For reasons I find difficult to articulate, it threatens something deeper inside my national identity. Our nation, as it stands today, is a young one. We don't have the deep well of cultural touch-points and traditions of more ancient cultures like Japan, Italy, or England.
As much as we revel in our use of the word "mate" or our love of meat pies and good coffee these all come to us by boat. They aren't native to our culture. When you have so few defining characteristics, you become more protective of the genuine cultural traditions you do have.
Coupled with the genuine outrage that has been expressed this week is a mutual surprise we share at the depth and strength of our disappointment.
The reverence the Baggy Green is something Australians hold sacred and we'll defend it against all enemies, foreign and domestic. It's this love that has blinded many of us, myself included, from the cultural drift away from these values.
In the back of my mind something hasn't sit right with me about the behavior of the team is recent years. I've defended it, but somewhere, bubbling in my subconscious, were rumblings of discontent.
Like a lover who suspects infidelity but hasn't consciously acknowledged it. Now that I've walked in on the act, and discovered it wasn't a slip in the heat of the moment but the end result of a cold calculation, I have the fury of a lover scorned.
Investigations will be made, punishments meted out, and commitments made. Most of all we want to know how this can be prevented from happening. Just one week ago we'd have considered such a breach impossible. Now that it's happened there's an understandable paranoia.
Who can we really trust? How long has this sort of thing been happening? Is it really the first time?
Is changing the personnel really enough or is there a systemic change we need? Perhaps new (and old) faces will make the difference. At the same time, I have a simple proposal.
Upholding the culture of the Baggy Green
A position should be created for someone whose role it is to observe and guide the culture of the team. Their remit is to make sure Australian cricket is played in a spirit that embodies those of the Baggy Green. A spirit that Australians can be justifiably proud of.
It should by a former player that current players respect and the public trusts. They should talk softly and carry a big stick. They should have the power to make recommendations to the Cricket Australia Board, Selectors, and leading players.
If they request a sit down with a player that player should be contractually obliged to meet with them.
This shouldn't be a salaried position in a corporate org chart. It should be largely independent.
What would you call it? I suggest "The Keeper of the Green". Anything so long as it isn't spiritually pretentious, or corporate.
How should the first one be selected? The first by a secret ballot of former captains (who themselves are eligible). From then onwards they would appoint their successor.
They would draw no salary but their expenses would be compensated. There would be no term limits. They would also arrange for former players to talk to the team about fairness, character, and handling difficulty on the field.
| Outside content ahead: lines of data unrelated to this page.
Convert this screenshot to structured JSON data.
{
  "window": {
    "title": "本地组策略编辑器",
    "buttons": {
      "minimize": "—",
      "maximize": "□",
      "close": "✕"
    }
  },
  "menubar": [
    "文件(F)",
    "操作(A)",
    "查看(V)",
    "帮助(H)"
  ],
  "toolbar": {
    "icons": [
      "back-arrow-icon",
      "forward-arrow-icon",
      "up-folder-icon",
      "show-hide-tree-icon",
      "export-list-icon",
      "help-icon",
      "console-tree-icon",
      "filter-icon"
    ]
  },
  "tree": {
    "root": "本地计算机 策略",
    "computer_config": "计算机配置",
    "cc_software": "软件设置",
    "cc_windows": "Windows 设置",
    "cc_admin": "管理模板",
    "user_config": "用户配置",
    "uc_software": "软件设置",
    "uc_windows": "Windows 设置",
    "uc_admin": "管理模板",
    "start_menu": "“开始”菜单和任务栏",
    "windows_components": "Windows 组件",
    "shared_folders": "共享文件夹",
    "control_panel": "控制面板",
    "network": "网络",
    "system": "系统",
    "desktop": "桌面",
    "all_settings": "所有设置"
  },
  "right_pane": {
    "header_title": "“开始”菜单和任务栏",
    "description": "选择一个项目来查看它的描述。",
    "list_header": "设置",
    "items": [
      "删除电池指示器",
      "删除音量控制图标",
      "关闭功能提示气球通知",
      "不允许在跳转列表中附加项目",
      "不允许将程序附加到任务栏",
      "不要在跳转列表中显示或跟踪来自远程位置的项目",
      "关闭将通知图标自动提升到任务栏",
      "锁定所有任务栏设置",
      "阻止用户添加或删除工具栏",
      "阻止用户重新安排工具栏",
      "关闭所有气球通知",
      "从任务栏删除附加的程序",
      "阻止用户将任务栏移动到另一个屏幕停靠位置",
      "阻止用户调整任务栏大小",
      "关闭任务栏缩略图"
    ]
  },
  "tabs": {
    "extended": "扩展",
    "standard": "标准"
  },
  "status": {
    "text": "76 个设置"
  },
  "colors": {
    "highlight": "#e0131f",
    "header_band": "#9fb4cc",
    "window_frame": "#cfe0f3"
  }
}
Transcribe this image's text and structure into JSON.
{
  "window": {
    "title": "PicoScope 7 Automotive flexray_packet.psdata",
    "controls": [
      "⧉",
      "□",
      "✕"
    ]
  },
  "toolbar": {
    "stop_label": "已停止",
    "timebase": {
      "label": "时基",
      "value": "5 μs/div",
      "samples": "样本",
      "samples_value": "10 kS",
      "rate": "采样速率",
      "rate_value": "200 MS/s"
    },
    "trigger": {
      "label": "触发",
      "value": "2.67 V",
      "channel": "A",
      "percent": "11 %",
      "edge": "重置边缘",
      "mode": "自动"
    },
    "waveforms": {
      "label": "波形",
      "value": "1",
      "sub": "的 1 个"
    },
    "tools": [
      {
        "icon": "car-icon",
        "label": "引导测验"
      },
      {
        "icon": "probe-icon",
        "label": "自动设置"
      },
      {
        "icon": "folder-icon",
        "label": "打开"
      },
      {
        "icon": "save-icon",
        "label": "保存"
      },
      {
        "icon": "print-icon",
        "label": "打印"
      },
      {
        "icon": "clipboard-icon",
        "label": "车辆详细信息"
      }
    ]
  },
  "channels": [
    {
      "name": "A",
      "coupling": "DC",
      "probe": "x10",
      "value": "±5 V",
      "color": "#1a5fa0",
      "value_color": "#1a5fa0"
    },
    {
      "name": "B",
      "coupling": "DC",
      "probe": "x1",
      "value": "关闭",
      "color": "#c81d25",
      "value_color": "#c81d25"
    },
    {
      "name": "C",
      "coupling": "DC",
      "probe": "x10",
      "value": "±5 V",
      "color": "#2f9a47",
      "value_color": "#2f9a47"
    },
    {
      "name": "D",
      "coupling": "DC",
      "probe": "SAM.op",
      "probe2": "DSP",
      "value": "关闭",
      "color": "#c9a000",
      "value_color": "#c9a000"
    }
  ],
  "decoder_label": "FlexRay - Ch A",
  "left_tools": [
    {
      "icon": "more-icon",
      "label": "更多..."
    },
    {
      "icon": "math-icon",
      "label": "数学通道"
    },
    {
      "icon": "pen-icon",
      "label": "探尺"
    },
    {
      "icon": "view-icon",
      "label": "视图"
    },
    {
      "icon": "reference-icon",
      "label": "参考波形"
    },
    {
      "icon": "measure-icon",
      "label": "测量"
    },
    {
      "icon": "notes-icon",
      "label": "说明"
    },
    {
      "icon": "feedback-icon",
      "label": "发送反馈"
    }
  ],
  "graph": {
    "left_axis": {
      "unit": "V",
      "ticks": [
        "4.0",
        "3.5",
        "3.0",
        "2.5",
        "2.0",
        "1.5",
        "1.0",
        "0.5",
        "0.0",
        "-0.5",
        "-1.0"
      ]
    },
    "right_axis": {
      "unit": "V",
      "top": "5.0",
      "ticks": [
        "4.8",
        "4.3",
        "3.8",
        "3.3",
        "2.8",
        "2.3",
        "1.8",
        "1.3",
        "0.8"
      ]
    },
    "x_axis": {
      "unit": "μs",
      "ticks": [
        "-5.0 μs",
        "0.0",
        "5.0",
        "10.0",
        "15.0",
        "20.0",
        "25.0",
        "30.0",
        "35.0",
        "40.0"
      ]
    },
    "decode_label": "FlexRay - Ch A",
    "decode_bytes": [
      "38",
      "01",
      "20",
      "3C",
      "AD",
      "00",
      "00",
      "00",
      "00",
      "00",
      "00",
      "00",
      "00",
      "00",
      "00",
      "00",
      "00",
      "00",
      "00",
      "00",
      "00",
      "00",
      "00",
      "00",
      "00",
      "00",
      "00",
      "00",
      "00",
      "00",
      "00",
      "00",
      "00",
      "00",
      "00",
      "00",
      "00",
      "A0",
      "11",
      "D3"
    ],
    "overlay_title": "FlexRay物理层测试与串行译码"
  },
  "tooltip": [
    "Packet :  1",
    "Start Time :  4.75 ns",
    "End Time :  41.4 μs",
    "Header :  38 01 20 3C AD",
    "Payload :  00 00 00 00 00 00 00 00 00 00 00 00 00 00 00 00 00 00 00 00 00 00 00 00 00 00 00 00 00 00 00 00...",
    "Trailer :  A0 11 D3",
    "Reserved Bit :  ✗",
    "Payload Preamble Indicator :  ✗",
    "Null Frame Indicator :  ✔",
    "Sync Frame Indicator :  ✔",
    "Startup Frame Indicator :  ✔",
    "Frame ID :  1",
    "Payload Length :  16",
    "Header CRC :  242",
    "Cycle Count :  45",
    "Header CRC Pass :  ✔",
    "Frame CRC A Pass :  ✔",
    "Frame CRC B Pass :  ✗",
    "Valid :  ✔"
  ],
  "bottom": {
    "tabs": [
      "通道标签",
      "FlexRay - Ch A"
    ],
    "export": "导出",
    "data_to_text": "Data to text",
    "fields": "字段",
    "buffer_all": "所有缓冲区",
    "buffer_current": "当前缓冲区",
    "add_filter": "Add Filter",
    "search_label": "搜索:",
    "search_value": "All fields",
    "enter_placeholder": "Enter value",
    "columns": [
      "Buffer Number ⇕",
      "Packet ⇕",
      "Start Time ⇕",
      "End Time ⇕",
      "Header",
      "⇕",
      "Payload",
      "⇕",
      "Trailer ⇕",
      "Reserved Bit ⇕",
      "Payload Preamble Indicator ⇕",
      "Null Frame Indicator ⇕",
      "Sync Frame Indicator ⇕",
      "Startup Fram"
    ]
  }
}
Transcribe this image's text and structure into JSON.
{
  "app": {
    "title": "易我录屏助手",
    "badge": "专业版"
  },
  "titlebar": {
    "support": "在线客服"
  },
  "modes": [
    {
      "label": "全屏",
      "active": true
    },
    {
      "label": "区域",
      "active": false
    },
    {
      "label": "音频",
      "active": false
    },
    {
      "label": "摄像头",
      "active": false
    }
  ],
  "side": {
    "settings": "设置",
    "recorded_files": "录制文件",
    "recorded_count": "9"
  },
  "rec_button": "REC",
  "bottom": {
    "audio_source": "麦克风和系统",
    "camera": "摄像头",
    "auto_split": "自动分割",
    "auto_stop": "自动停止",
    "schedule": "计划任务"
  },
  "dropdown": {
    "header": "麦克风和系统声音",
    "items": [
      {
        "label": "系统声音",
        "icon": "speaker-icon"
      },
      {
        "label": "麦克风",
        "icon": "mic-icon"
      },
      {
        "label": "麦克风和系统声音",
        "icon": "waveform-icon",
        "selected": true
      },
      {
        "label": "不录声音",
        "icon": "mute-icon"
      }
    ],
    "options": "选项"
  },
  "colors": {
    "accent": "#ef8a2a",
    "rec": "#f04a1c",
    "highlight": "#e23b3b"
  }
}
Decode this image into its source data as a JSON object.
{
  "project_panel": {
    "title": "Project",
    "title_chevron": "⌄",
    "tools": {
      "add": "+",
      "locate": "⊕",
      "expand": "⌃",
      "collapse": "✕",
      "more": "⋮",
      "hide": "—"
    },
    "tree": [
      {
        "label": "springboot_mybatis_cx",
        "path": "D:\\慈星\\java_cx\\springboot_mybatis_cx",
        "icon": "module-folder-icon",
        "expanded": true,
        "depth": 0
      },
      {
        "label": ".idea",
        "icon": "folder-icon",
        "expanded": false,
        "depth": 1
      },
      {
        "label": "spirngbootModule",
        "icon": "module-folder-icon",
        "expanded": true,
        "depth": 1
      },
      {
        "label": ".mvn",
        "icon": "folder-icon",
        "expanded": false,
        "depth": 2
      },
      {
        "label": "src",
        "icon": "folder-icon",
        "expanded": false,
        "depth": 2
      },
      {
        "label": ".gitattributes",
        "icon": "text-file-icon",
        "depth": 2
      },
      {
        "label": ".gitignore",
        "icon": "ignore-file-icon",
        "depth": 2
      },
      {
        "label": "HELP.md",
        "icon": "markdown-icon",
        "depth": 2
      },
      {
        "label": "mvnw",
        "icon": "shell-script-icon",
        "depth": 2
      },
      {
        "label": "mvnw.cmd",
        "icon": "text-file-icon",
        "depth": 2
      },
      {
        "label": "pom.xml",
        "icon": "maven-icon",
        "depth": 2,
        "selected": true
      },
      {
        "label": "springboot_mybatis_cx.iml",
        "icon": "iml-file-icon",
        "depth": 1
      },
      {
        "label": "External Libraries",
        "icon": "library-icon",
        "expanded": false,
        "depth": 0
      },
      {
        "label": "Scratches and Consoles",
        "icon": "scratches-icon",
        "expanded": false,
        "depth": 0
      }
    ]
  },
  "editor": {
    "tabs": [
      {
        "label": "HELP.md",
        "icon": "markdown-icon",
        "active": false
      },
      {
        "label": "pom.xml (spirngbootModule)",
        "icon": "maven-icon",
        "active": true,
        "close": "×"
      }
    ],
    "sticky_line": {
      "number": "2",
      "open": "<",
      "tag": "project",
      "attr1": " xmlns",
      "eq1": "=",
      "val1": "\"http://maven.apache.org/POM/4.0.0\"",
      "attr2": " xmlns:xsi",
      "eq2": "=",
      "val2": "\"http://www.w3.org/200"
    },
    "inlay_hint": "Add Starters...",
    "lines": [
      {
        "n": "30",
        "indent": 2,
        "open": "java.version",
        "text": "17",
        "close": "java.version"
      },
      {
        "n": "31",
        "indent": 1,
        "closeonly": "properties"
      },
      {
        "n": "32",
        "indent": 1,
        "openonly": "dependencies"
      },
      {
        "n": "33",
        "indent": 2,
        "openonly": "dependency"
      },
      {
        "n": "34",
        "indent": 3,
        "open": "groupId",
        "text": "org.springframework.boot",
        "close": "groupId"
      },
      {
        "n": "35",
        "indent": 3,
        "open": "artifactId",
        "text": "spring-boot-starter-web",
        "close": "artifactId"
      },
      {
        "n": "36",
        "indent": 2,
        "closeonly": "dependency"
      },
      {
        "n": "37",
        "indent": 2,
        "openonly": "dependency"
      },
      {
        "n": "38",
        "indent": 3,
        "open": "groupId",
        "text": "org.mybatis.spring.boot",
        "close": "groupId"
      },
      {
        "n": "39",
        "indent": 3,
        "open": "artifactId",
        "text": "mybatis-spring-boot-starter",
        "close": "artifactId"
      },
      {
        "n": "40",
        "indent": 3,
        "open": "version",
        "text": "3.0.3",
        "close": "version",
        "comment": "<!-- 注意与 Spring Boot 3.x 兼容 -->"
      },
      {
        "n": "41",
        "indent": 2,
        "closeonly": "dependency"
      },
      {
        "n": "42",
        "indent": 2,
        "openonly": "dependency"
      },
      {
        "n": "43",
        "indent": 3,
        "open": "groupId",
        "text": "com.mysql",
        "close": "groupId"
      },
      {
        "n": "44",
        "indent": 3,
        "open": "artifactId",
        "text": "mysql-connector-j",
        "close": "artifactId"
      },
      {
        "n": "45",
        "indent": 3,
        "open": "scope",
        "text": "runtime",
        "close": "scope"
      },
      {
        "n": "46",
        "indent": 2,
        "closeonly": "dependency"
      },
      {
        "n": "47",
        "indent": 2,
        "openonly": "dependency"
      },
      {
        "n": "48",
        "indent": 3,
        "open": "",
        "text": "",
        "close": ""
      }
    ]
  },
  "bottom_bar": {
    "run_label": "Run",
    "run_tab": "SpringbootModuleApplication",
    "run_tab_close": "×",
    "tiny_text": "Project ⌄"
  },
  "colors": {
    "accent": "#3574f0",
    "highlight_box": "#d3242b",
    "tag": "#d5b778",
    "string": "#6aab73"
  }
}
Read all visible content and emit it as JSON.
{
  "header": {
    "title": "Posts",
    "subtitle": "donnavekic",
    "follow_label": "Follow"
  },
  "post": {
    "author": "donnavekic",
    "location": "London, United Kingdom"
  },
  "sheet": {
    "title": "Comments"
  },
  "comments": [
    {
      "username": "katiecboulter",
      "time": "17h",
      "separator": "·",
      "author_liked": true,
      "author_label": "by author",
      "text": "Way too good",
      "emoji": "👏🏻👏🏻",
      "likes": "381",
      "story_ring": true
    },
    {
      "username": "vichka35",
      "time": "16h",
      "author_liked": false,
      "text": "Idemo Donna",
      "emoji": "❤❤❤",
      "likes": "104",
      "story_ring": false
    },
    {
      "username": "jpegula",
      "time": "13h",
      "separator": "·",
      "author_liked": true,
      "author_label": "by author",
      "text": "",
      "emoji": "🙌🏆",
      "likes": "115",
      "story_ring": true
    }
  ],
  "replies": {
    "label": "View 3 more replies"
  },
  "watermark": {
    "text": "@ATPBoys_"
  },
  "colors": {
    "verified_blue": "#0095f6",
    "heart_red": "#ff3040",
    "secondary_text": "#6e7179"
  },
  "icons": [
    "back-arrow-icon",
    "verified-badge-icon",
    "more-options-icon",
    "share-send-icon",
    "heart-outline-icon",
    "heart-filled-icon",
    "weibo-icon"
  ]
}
They would help bridge the gap between the internal perception the team has and the external perception the Australian public has.
I imagine Steve Waugh would fill this role well. It's clear he has no interest in the travel that comes with coaching but one cannot help but feel he has a lot to still contribute to the team but no current vehicle to do so.
What the events of the past week have made clear is that we can no longer afford to have such a large disconnect between the culture of the Australian teams we grew up with and the culture we've seen in the current team.
The honour of the Baggy Green is the gold reserve of the Australian psyche and deserves similar protection.